*TASK DESCRIPTION:* Read the records beneath this task and copy every line that contains the string "Hello".

Dataset rows for apps and sites:
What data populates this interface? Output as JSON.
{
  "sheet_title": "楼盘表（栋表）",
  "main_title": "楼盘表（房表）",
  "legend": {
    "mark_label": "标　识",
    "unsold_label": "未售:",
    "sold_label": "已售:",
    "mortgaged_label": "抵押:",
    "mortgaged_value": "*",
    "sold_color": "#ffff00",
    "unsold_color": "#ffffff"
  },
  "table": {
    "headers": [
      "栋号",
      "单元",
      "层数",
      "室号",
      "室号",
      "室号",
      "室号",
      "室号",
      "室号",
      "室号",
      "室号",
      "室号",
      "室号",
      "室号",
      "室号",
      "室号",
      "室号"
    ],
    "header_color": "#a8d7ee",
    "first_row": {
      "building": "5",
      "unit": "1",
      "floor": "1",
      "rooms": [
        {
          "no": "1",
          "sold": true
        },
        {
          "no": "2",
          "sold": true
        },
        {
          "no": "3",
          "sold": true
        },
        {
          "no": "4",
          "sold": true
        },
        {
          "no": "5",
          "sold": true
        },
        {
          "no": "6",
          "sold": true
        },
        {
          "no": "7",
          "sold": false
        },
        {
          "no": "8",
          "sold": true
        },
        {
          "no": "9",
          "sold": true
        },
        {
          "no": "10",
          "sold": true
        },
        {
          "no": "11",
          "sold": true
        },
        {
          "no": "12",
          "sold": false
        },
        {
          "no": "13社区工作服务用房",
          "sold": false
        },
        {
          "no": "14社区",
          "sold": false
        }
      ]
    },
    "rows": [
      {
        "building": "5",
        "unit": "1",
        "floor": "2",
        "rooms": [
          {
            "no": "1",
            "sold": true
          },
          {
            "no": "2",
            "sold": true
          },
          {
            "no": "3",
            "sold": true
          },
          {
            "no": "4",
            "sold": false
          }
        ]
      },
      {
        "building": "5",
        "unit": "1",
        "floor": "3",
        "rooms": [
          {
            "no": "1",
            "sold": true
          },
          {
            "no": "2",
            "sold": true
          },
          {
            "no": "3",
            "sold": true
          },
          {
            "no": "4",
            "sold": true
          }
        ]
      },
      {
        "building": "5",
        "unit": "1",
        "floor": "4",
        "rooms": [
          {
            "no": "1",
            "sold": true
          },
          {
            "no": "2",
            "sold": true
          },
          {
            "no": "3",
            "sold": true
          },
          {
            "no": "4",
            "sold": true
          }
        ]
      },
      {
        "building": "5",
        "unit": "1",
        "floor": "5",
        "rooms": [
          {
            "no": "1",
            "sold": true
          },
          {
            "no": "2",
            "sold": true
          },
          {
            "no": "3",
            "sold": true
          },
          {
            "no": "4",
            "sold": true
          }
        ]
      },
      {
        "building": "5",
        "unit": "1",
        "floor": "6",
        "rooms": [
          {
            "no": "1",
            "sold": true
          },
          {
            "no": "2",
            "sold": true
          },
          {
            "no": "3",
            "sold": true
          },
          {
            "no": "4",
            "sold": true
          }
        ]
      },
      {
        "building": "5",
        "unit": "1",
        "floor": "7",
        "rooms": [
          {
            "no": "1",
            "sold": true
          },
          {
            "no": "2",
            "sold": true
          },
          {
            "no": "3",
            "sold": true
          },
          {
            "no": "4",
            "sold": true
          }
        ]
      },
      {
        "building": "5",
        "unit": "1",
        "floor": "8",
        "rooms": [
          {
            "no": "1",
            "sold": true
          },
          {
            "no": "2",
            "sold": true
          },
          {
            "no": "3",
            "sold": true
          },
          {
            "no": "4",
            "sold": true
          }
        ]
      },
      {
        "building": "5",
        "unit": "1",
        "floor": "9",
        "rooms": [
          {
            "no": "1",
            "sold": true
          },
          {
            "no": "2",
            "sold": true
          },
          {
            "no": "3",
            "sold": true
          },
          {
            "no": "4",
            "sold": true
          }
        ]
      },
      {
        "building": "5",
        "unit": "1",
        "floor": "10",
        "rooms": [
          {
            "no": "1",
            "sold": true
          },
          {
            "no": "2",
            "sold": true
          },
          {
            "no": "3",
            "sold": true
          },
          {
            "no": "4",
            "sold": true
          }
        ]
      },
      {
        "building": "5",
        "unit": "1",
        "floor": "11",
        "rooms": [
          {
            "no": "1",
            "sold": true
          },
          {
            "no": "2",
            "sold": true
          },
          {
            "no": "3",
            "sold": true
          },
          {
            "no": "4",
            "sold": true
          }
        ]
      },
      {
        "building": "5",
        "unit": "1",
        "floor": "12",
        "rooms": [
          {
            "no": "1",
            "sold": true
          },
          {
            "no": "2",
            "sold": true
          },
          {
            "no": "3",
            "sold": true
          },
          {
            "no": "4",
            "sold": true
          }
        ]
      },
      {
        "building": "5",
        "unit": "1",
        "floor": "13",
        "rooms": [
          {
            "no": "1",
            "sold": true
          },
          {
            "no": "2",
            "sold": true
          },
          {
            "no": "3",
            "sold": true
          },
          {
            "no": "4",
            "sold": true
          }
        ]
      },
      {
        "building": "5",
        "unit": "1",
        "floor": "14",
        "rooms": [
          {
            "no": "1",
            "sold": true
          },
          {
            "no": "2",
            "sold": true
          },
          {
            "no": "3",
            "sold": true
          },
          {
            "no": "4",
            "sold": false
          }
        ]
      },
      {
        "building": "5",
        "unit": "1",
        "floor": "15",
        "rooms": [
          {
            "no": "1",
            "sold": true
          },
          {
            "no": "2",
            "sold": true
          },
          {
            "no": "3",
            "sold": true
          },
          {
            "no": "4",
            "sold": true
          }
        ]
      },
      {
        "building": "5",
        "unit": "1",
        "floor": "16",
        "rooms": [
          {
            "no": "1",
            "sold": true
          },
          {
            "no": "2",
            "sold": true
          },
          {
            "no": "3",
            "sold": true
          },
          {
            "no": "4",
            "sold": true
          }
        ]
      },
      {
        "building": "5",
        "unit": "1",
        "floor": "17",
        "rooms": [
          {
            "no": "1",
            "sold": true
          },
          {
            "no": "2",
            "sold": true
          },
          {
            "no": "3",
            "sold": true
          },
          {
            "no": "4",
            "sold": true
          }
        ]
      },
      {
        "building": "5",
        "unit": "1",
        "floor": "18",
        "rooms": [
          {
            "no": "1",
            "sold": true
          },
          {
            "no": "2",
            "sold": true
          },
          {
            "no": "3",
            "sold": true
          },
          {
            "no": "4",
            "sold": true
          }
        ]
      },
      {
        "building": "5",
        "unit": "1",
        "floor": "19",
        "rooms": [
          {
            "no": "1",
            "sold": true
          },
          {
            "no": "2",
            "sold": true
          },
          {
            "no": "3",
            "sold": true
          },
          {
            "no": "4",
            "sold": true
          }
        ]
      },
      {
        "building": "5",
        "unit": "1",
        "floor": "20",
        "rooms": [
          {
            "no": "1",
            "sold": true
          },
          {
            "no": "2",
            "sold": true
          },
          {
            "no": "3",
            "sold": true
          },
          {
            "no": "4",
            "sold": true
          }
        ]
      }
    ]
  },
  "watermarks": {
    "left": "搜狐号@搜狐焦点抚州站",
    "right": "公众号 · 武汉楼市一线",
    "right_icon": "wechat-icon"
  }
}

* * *

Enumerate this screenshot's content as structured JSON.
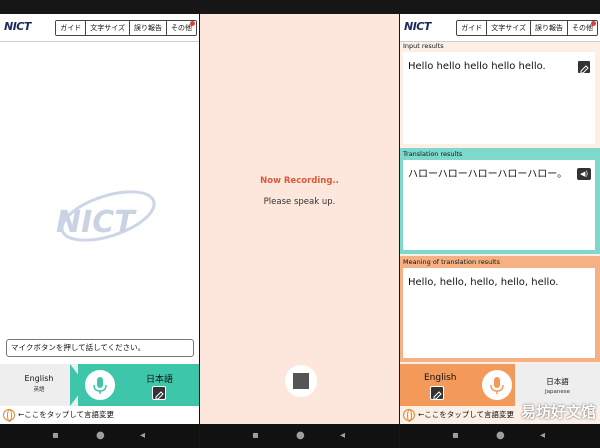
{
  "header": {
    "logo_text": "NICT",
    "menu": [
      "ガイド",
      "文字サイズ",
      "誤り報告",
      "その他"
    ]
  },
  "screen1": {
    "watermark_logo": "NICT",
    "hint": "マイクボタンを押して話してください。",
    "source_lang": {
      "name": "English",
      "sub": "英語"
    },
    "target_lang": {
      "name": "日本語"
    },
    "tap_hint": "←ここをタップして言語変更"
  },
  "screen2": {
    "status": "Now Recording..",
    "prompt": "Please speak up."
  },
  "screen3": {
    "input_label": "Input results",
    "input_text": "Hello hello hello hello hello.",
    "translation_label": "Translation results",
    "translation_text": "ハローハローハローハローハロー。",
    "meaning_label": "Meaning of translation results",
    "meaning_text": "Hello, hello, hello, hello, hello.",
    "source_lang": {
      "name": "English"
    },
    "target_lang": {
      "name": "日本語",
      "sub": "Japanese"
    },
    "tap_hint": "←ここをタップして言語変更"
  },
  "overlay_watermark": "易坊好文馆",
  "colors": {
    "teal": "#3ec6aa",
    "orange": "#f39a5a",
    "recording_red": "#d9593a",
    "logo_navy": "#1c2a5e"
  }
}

*FINISHED EXERCISE:*
    "input_text": "Hello hello hello hello hello.",
    "meaning_text": "Hello, hello, hello, hello, hello.",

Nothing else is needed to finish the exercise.